<<<<
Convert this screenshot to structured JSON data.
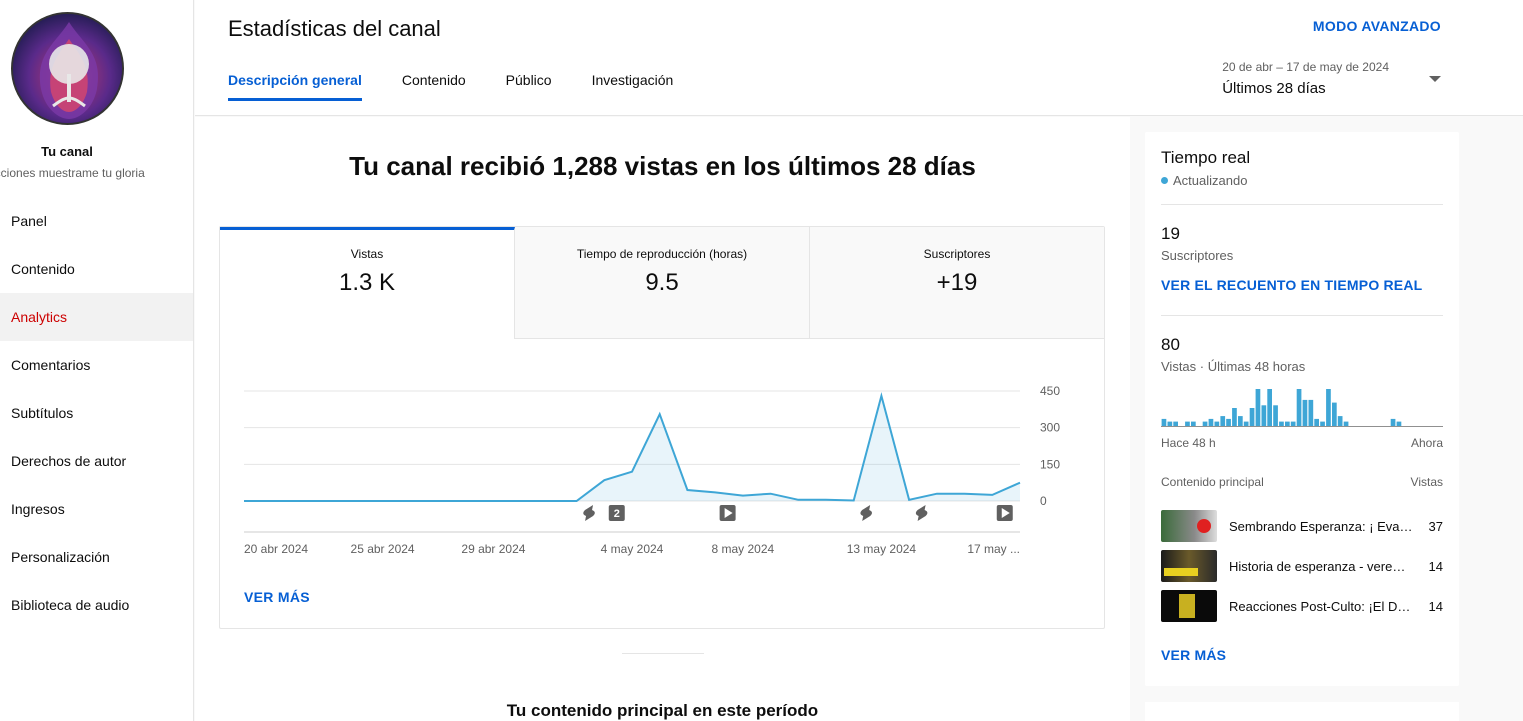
{
  "sidebar": {
    "channel_name": "Tu canal",
    "channel_subtitle": "ucciones muestrame tu gloria",
    "items": [
      {
        "label": "Panel"
      },
      {
        "label": "Contenido"
      },
      {
        "label": "Analytics",
        "active": true
      },
      {
        "label": "Comentarios"
      },
      {
        "label": "Subtítulos"
      },
      {
        "label": "Derechos de autor"
      },
      {
        "label": "Ingresos"
      },
      {
        "label": "Personalización"
      },
      {
        "label": "Biblioteca de audio"
      }
    ]
  },
  "header": {
    "title": "Estadísticas del canal",
    "advanced_mode": "MODO AVANZADO",
    "tabs": [
      {
        "label": "Descripción general",
        "active": true
      },
      {
        "label": "Contenido"
      },
      {
        "label": "Público"
      },
      {
        "label": "Investigación"
      }
    ],
    "date_range": "20 de abr – 17 de may de 2024",
    "period_label": "Últimos 28 días"
  },
  "main": {
    "headline": "Tu canal recibió 1,288 vistas en los últimos 28 días",
    "metrics": [
      {
        "label": "Vistas",
        "value": "1.3 K",
        "active": true
      },
      {
        "label": "Tiempo de reproducción (horas)",
        "value": "9.5"
      },
      {
        "label": "Suscriptores",
        "value": "+19"
      }
    ],
    "see_more": "VER MÁS",
    "section_title": "Tu contenido principal en este período"
  },
  "chart_data": {
    "type": "area",
    "series_label": "Vistas",
    "x_tick_labels": [
      "20 abr 2024",
      "25 abr 2024",
      "29 abr 2024",
      "4 may 2024",
      "8 may 2024",
      "13 may 2024",
      "17 may ..."
    ],
    "x": [
      "2024-04-20",
      "2024-04-21",
      "2024-04-22",
      "2024-04-23",
      "2024-04-24",
      "2024-04-25",
      "2024-04-26",
      "2024-04-27",
      "2024-04-28",
      "2024-04-29",
      "2024-04-30",
      "2024-05-01",
      "2024-05-02",
      "2024-05-03",
      "2024-05-04",
      "2024-05-05",
      "2024-05-06",
      "2024-05-07",
      "2024-05-08",
      "2024-05-09",
      "2024-05-10",
      "2024-05-11",
      "2024-05-12",
      "2024-05-13",
      "2024-05-14",
      "2024-05-15",
      "2024-05-16",
      "2024-05-17"
    ],
    "values": [
      0,
      0,
      0,
      0,
      0,
      0,
      0,
      0,
      0,
      0,
      0,
      0,
      0,
      85,
      120,
      355,
      45,
      35,
      22,
      30,
      5,
      5,
      2,
      430,
      5,
      30,
      30,
      25,
      75
    ],
    "y_ticks": [
      0,
      150,
      300,
      450
    ],
    "ylim": [
      0,
      450
    ],
    "grid": true,
    "markers": [
      {
        "type": "short",
        "index": 12
      },
      {
        "type": "count",
        "label": "2",
        "index": 13
      },
      {
        "type": "video",
        "index": 17
      },
      {
        "type": "short",
        "index": 22
      },
      {
        "type": "short",
        "index": 24
      },
      {
        "type": "video",
        "index": 27
      }
    ]
  },
  "realtime": {
    "title": "Tiempo real",
    "status": "Actualizando",
    "subscribers_value": "19",
    "subscribers_label": "Suscriptores",
    "realtime_link": "VER EL RECUENTO EN TIEMPO REAL",
    "views_value": "80",
    "views_label": "Vistas · Últimas 48 horas",
    "views_48h": [
      3,
      2,
      2,
      0,
      2,
      2,
      0,
      2,
      3,
      2,
      4,
      3,
      7,
      4,
      2,
      7,
      14,
      8,
      14,
      8,
      2,
      2,
      2,
      14,
      10,
      10,
      3,
      2,
      14,
      9,
      4,
      2,
      0,
      0,
      0,
      0,
      0,
      0,
      0,
      3,
      2,
      0,
      0,
      0,
      0,
      0,
      0,
      0
    ],
    "axis_start": "Hace 48 h",
    "axis_end": "Ahora",
    "top_content_header": "Contenido principal",
    "top_views_header": "Vistas",
    "top_content": [
      {
        "title": "Sembrando Esperanza: ¡ Evangelizando con amor!",
        "views": "37"
      },
      {
        "title": "Historia de esperanza - veremos la gloria de Dios",
        "views": "14"
      },
      {
        "title": "Reacciones Post-Culto: ¡El Dios que nos salva!",
        "views": "14"
      }
    ],
    "see_more": "VER MÁS"
  }
}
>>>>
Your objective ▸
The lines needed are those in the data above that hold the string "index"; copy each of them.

Solved problem ▸
        "index": 12
        "index": 13
        "index": 17
        "index": 22
        "index": 24
        "index": 27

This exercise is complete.